▶ Task objective
Read the records beneath this task and copy every line that contains the string "header".

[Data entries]
○ ○ ○ ○ ○ ○ ○

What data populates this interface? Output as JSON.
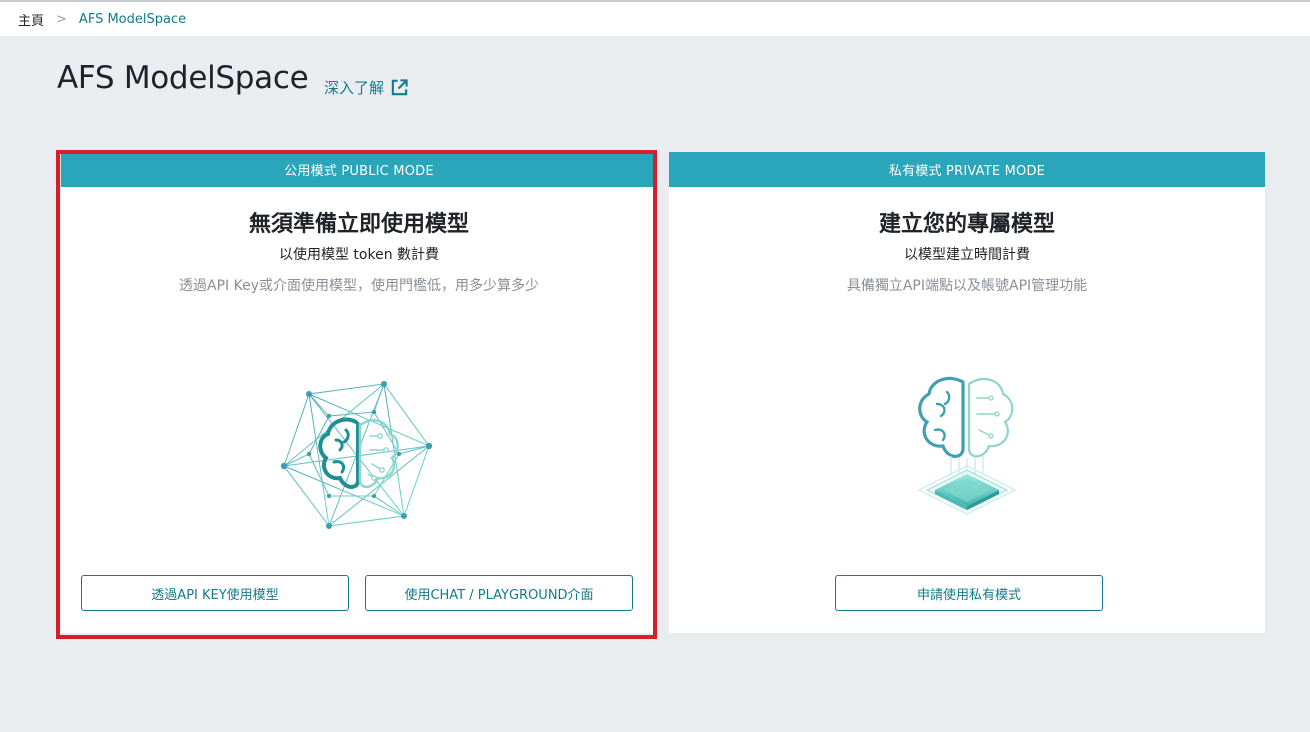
{
  "breadcrumb": {
    "home": "主頁",
    "separator": ">",
    "current": "AFS ModelSpace"
  },
  "page": {
    "title": "AFS ModelSpace",
    "learn_more": "深入了解",
    "learn_more_icon": "external-link-icon"
  },
  "public_card": {
    "header": "公用模式 PUBLIC MODE",
    "title": "無須準備立即使用模型",
    "subtitle": "以使用模型 token 數計費",
    "description": "透過API Key或介面使用模型，使用門檻低，用多少算多少",
    "illustration": "brain-network-icon",
    "buttons": {
      "api": "透過API KEY使用模型",
      "chat": "使用CHAT / PLAYGROUND介面"
    }
  },
  "private_card": {
    "header": "私有模式 PRIVATE MODE",
    "title": "建立您的專屬模型",
    "subtitle": "以模型建立時間計費",
    "description": "具備獨立API端點以及帳號API管理功能",
    "illustration": "brain-chip-icon",
    "buttons": {
      "apply": "申請使用私有模式"
    }
  },
  "colors": {
    "accent": "#137a8c",
    "header": "#2aa5b9",
    "highlight": "#d71f2b",
    "background": "#eaedf0"
  }
}
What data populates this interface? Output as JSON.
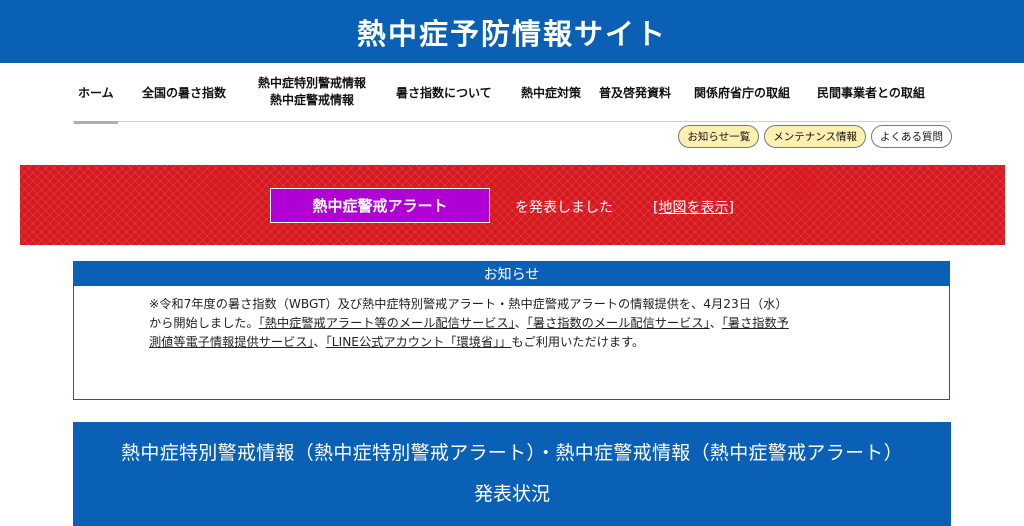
{
  "header": {
    "site_title": "熱中症予防情報サイト"
  },
  "nav": {
    "items": [
      {
        "label": "ホーム"
      },
      {
        "label": "全国の暑さ指数"
      },
      {
        "label_line1": "熱中症特別警戒情報",
        "label_line2": "熱中症警戒情報"
      },
      {
        "label": "暑さ指数について"
      },
      {
        "label": "熱中症対策"
      },
      {
        "label": "普及啓発資料"
      },
      {
        "label": "関係府省庁の取組"
      },
      {
        "label": "民間事業者との取組"
      }
    ]
  },
  "quick_links": {
    "news_list": "お知らせ一覧",
    "maintenance": "メンテナンス情報",
    "faq": "よくある質問"
  },
  "alert": {
    "box_label": "熱中症警戒アラート",
    "text": "を発表しました",
    "map_link": "[地図を表示]"
  },
  "notice": {
    "title": "お知らせ",
    "text_a": "※令和7年度の暑さ指数（WBGT）及び熱中症特別警戒アラート・熱中症警戒アラートの情報提供を、4月23日（水）から開始しました。",
    "link1": "「熱中症警戒アラート等のメール配信サービス」",
    "sep1": "、",
    "link2": "「暑さ指数のメール配信サービス」",
    "sep2": "、",
    "link3": "「暑さ指数予測値等電子情報提供サービス」",
    "sep3": "、",
    "link4": "「LINE公式アカウント「環境省」」",
    "text_b": "もご利用いただけます。"
  },
  "status": {
    "heading_line1": "熱中症特別警戒情報（熱中症特別警戒アラート）・熱中症警戒情報（熱中症警戒アラート）",
    "heading_line2": "発表状況"
  },
  "colors": {
    "brand_blue": "#0a60b5",
    "alert_red": "#d71920",
    "alert_purple": "#b000d6",
    "pill_yellow": "#fbefb2"
  }
}
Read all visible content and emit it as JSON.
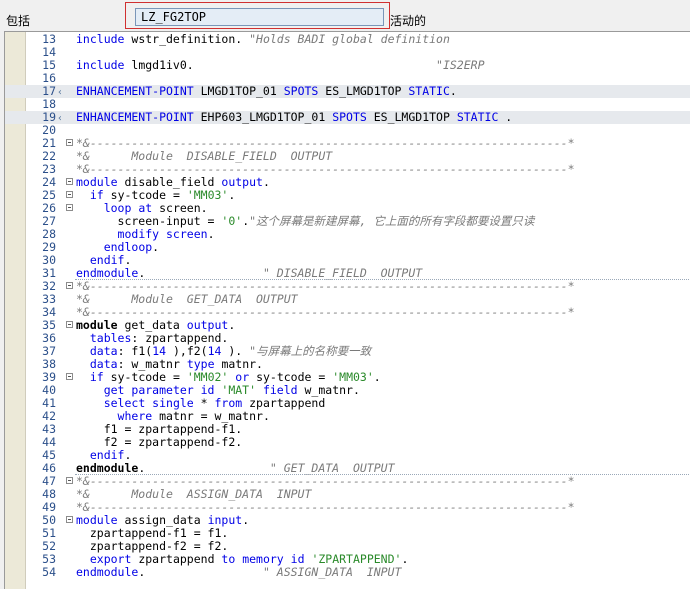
{
  "header": {
    "package_label": "包括",
    "program_name": "LZ_FG2TOP",
    "status_label": "活动的"
  },
  "lines": [
    {
      "n": "13",
      "fold": false,
      "enh": false,
      "sep": false,
      "segs": [
        [
          "k",
          "include"
        ],
        [
          "",
          "wstr_definition. "
        ],
        [
          "c",
          "\"Holds BADI global definition"
        ]
      ]
    },
    {
      "n": "14",
      "fold": false,
      "enh": false,
      "sep": false,
      "segs": []
    },
    {
      "n": "15",
      "fold": false,
      "enh": false,
      "sep": false,
      "segs": [
        [
          "k",
          "include"
        ],
        [
          "",
          "lmgd1iv0.                                   "
        ],
        [
          "c",
          "\"IS2ERP"
        ]
      ]
    },
    {
      "n": "16",
      "fold": false,
      "enh": false,
      "sep": false,
      "segs": []
    },
    {
      "n": "17",
      "fold": false,
      "enh": true,
      "sep": false,
      "marker": true,
      "segs": [
        [
          "k",
          "ENHANCEMENT-POINT"
        ],
        [
          "",
          "LMGD1TOP_01 "
        ],
        [
          "k",
          "SPOTS"
        ],
        [
          "",
          "ES_LMGD1TOP "
        ],
        [
          "k",
          "STATIC"
        ],
        [
          "",
          "."
        ]
      ]
    },
    {
      "n": "18",
      "fold": false,
      "enh": false,
      "sep": false,
      "segs": []
    },
    {
      "n": "19",
      "fold": false,
      "enh": true,
      "sep": false,
      "marker": true,
      "segs": [
        [
          "k",
          "ENHANCEMENT-POINT"
        ],
        [
          "",
          "EHP603_LMGD1TOP_01 "
        ],
        [
          "k",
          "SPOTS"
        ],
        [
          "",
          "ES_LMGD1TOP "
        ],
        [
          "k",
          "STATIC"
        ],
        [
          "",
          " ."
        ]
      ]
    },
    {
      "n": "20",
      "fold": false,
      "enh": false,
      "sep": false,
      "segs": []
    },
    {
      "n": "21",
      "fold": true,
      "enh": false,
      "sep": false,
      "segs": [
        [
          "c",
          "*&---------------------------------------------------------------------*"
        ]
      ]
    },
    {
      "n": "22",
      "fold": false,
      "enh": false,
      "sep": false,
      "segs": [
        [
          "c",
          "*&      Module  DISABLE_FIELD  OUTPUT"
        ]
      ]
    },
    {
      "n": "23",
      "fold": false,
      "enh": false,
      "sep": false,
      "segs": [
        [
          "c",
          "*&---------------------------------------------------------------------*"
        ]
      ]
    },
    {
      "n": "24",
      "fold": true,
      "enh": false,
      "sep": false,
      "segs": [
        [
          "k",
          "module"
        ],
        [
          "",
          "disable_field "
        ],
        [
          "k",
          "output"
        ],
        [
          "",
          "."
        ]
      ]
    },
    {
      "n": "25",
      "fold": true,
      "enh": false,
      "sep": false,
      "segs": [
        [
          "",
          "  "
        ],
        [
          "k",
          "if"
        ],
        [
          "",
          "sy-tcode = "
        ],
        [
          "s",
          "'MM03'"
        ],
        [
          "",
          "."
        ]
      ]
    },
    {
      "n": "26",
      "fold": true,
      "enh": false,
      "sep": false,
      "segs": [
        [
          "",
          "    "
        ],
        [
          "k",
          "loop at"
        ],
        [
          "",
          "screen."
        ]
      ]
    },
    {
      "n": "27",
      "fold": false,
      "enh": false,
      "sep": false,
      "segs": [
        [
          "",
          "      screen-input = "
        ],
        [
          "s",
          "'0'"
        ],
        [
          "",
          "."
        ],
        [
          "c",
          "\"这个屏幕是新建屏幕, 它上面的所有字段都要设置只读"
        ]
      ]
    },
    {
      "n": "28",
      "fold": false,
      "enh": false,
      "sep": false,
      "segs": [
        [
          "",
          "      "
        ],
        [
          "k",
          "modify screen"
        ],
        [
          "",
          "."
        ]
      ]
    },
    {
      "n": "29",
      "fold": false,
      "enh": false,
      "sep": false,
      "segs": [
        [
          "",
          "    "
        ],
        [
          "k",
          "endloop"
        ],
        [
          "",
          "."
        ]
      ]
    },
    {
      "n": "30",
      "fold": false,
      "enh": false,
      "sep": false,
      "segs": [
        [
          "",
          "  "
        ],
        [
          "k",
          "endif"
        ],
        [
          "",
          "."
        ]
      ]
    },
    {
      "n": "31",
      "fold": false,
      "enh": false,
      "sep": true,
      "segs": [
        [
          "k",
          "endmodule"
        ],
        [
          "",
          ".                 "
        ],
        [
          "c",
          "\" DISABLE_FIELD  OUTPUT"
        ]
      ]
    },
    {
      "n": "32",
      "fold": true,
      "enh": false,
      "sep": false,
      "segs": [
        [
          "c",
          "*&---------------------------------------------------------------------*"
        ]
      ]
    },
    {
      "n": "33",
      "fold": false,
      "enh": false,
      "sep": false,
      "segs": [
        [
          "c",
          "*&      Module  GET_DATA  OUTPUT"
        ]
      ]
    },
    {
      "n": "34",
      "fold": false,
      "enh": false,
      "sep": false,
      "segs": [
        [
          "c",
          "*&---------------------------------------------------------------------*"
        ]
      ]
    },
    {
      "n": "35",
      "fold": true,
      "enh": false,
      "sep": false,
      "segs": [
        [
          "kb",
          "module"
        ],
        [
          "",
          "get_data "
        ],
        [
          "k",
          "output"
        ],
        [
          "",
          "."
        ]
      ]
    },
    {
      "n": "36",
      "fold": false,
      "enh": false,
      "sep": false,
      "segs": [
        [
          "",
          "  "
        ],
        [
          "k",
          "tables"
        ],
        [
          "",
          ": zpartappend."
        ]
      ]
    },
    {
      "n": "37",
      "fold": false,
      "enh": false,
      "sep": false,
      "segs": [
        [
          "",
          "  "
        ],
        [
          "k",
          "data"
        ],
        [
          "",
          ": f1("
        ],
        [
          "k",
          "14"
        ],
        [
          "",
          "),f2("
        ],
        [
          "k",
          "14"
        ],
        [
          "",
          "). "
        ],
        [
          "c",
          "\"与屏幕上的名称要一致"
        ]
      ]
    },
    {
      "n": "38",
      "fold": false,
      "enh": false,
      "sep": false,
      "segs": [
        [
          "",
          "  "
        ],
        [
          "k",
          "data"
        ],
        [
          "",
          ": w_matnr "
        ],
        [
          "k",
          "type"
        ],
        [
          "",
          "matnr."
        ]
      ]
    },
    {
      "n": "39",
      "fold": true,
      "enh": false,
      "sep": false,
      "segs": [
        [
          "",
          "  "
        ],
        [
          "k",
          "if"
        ],
        [
          "",
          "sy-tcode = "
        ],
        [
          "s",
          "'MM02'"
        ],
        [
          "k",
          " or"
        ],
        [
          "",
          "sy-tcode = "
        ],
        [
          "s",
          "'MM03'"
        ],
        [
          "",
          "."
        ]
      ]
    },
    {
      "n": "40",
      "fold": false,
      "enh": false,
      "sep": false,
      "segs": [
        [
          "",
          "    "
        ],
        [
          "k",
          "get parameter id"
        ],
        [
          "s",
          "'MAT'"
        ],
        [
          "k",
          " field"
        ],
        [
          "",
          "w_matnr."
        ]
      ]
    },
    {
      "n": "41",
      "fold": false,
      "enh": false,
      "sep": false,
      "segs": [
        [
          "",
          "    "
        ],
        [
          "k",
          "select single"
        ],
        [
          "",
          "* "
        ],
        [
          "k",
          "from"
        ],
        [
          "",
          "zpartappend"
        ]
      ]
    },
    {
      "n": "42",
      "fold": false,
      "enh": false,
      "sep": false,
      "segs": [
        [
          "",
          "      "
        ],
        [
          "k",
          "where"
        ],
        [
          "",
          "matnr = w_matnr."
        ]
      ]
    },
    {
      "n": "43",
      "fold": false,
      "enh": false,
      "sep": false,
      "segs": [
        [
          "",
          "    f1 = zpartappend-f1."
        ]
      ]
    },
    {
      "n": "44",
      "fold": false,
      "enh": false,
      "sep": false,
      "segs": [
        [
          "",
          "    f2 = zpartappend-f2."
        ]
      ]
    },
    {
      "n": "45",
      "fold": false,
      "enh": false,
      "sep": false,
      "segs": [
        [
          "",
          "  "
        ],
        [
          "k",
          "endif"
        ],
        [
          "",
          "."
        ]
      ]
    },
    {
      "n": "46",
      "fold": false,
      "enh": false,
      "sep": true,
      "segs": [
        [
          "kb",
          "endmodule"
        ],
        [
          "",
          ".                  "
        ],
        [
          "c",
          "\" GET_DATA  OUTPUT"
        ]
      ]
    },
    {
      "n": "47",
      "fold": true,
      "enh": false,
      "sep": false,
      "segs": [
        [
          "c",
          "*&---------------------------------------------------------------------*"
        ]
      ]
    },
    {
      "n": "48",
      "fold": false,
      "enh": false,
      "sep": false,
      "segs": [
        [
          "c",
          "*&      Module  ASSIGN_DATA  INPUT"
        ]
      ]
    },
    {
      "n": "49",
      "fold": false,
      "enh": false,
      "sep": false,
      "segs": [
        [
          "c",
          "*&---------------------------------------------------------------------*"
        ]
      ]
    },
    {
      "n": "50",
      "fold": true,
      "enh": false,
      "sep": false,
      "segs": [
        [
          "k",
          "module"
        ],
        [
          "",
          "assign_data "
        ],
        [
          "k",
          "input"
        ],
        [
          "",
          "."
        ]
      ]
    },
    {
      "n": "51",
      "fold": false,
      "enh": false,
      "sep": false,
      "segs": [
        [
          "",
          "  zpartappend-f1 = f1."
        ]
      ]
    },
    {
      "n": "52",
      "fold": false,
      "enh": false,
      "sep": false,
      "segs": [
        [
          "",
          "  zpartappend-f2 = f2."
        ]
      ]
    },
    {
      "n": "53",
      "fold": false,
      "enh": false,
      "sep": false,
      "segs": [
        [
          "",
          "  "
        ],
        [
          "k",
          "export"
        ],
        [
          "",
          "zpartappend "
        ],
        [
          "k",
          "to memory id"
        ],
        [
          "s",
          "'ZPARTAPPEND'"
        ],
        [
          "",
          "."
        ]
      ]
    },
    {
      "n": "54",
      "fold": false,
      "enh": false,
      "sep": false,
      "segs": [
        [
          "k",
          "endmodule"
        ],
        [
          "",
          ".                 "
        ],
        [
          "c",
          "\" ASSIGN_DATA  INPUT"
        ]
      ]
    }
  ]
}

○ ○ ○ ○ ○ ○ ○

▶ Exercise output
    "header": "公用模式 PUBLIC MODE",
    "header": "私有模式 PRIVATE MODE",
    "header": "#2aa5b9",
  "header": {
  "header": {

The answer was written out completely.